Morgan Stanley's Mack has been replaced by James Gorman, a wealth management expert, and the firm's earnings show it is de-emphasizing expensive trading businesses.
Vikram Pandit, a hedge fund manager who led Citigroup, was ousted in late 2012 in favor of an executive tasked with winding down the bank's non-core businesses. Bank of America is being run by a lawyer who is trying to work through over $40 billion in subprime mortgage losses. Robert Diamond, CEO of Barclays, left the firm in disgrace last year and has been replaced by a credit card banker.
Still, no captain of industry had a bigger cult of personality than Lehman's Fuld and nobody has seen a more complete rejection of their legacy.

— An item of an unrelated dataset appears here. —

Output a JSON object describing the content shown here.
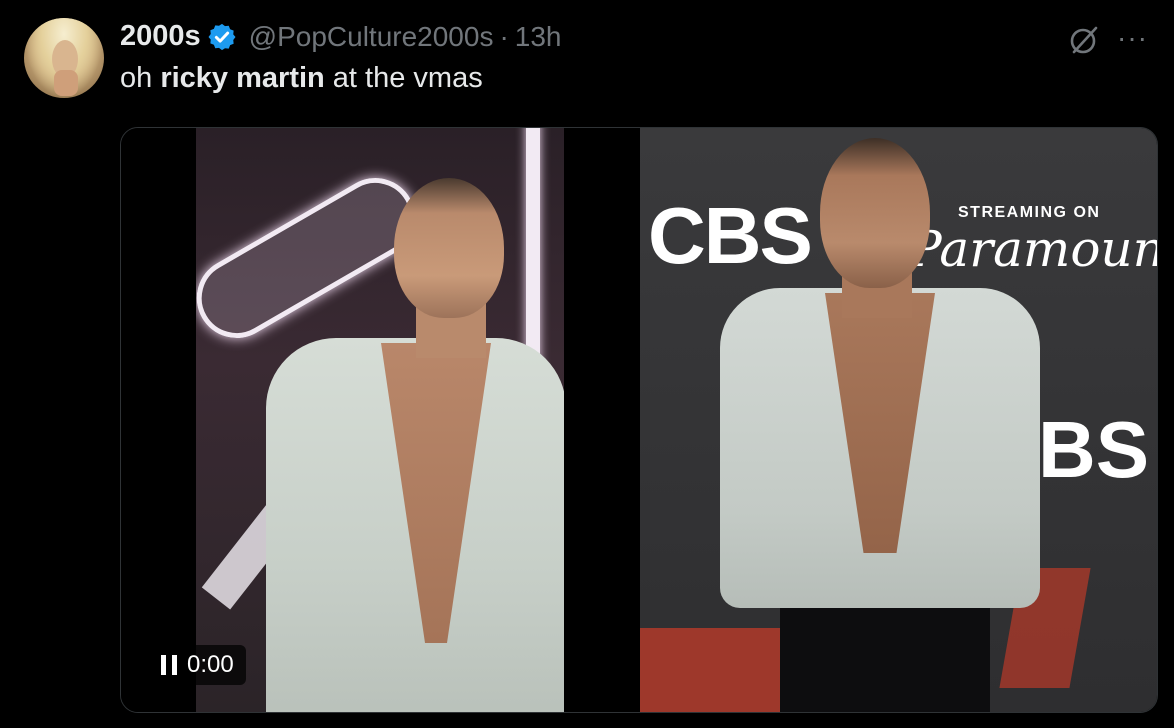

The Wall Street that Fuld reigned over until Lehman's last days no longer exists.
When Lehman was a scrappy Wall Street upstart, there was no reason it couldn't be led with the aggressive spirit that firms like Salomon Brothers and Drexel Burnham Lambert carried in a previous day.
When Lehman became one of largest banks in the U.S. with a $639 billion balance sheet and trillions of dollars worth of derivatives trades, "God, Country, Lehman" was an unacceptable way to approach a financial crisis.
Wall Street has and will continue to become more programmatic. Regulators, investors and media need to continue to focus on quantitative issues such as capital and liquidity over the personalities that once gave the industry its allure. New regulations, meanwhile, are constraining animal spirits.
Still, Wall Street investment banks may remain in a bubble. Since 2009, the securities industry has averaged a negative net capital return.
The industry of 2018 will be very different from the present day, says Roy C. Smith, a professor at New York University's Stern School of Business and former Goldman Sachs limited partner. He expects businesses like Merrill Lynch and Barclays' investment bank to eventually be split from their commercial banking parents. Firms such as Citigroup, JPMorgan, UBS, Deutsche Bank and Credit Suisse, may also reconsider whether they want to own trading businesses.
"Everybody has had a lot of that piss and vinegar from the investment banks taken out of them," Smith says of banking conglomerates.
Personalities like Fuld could return. However, for that to happen, the industry will have to shrink to the point where firms are no longer a threat to the wider economy.
Don't count on it.
-- Written by Antoine Gara in New York.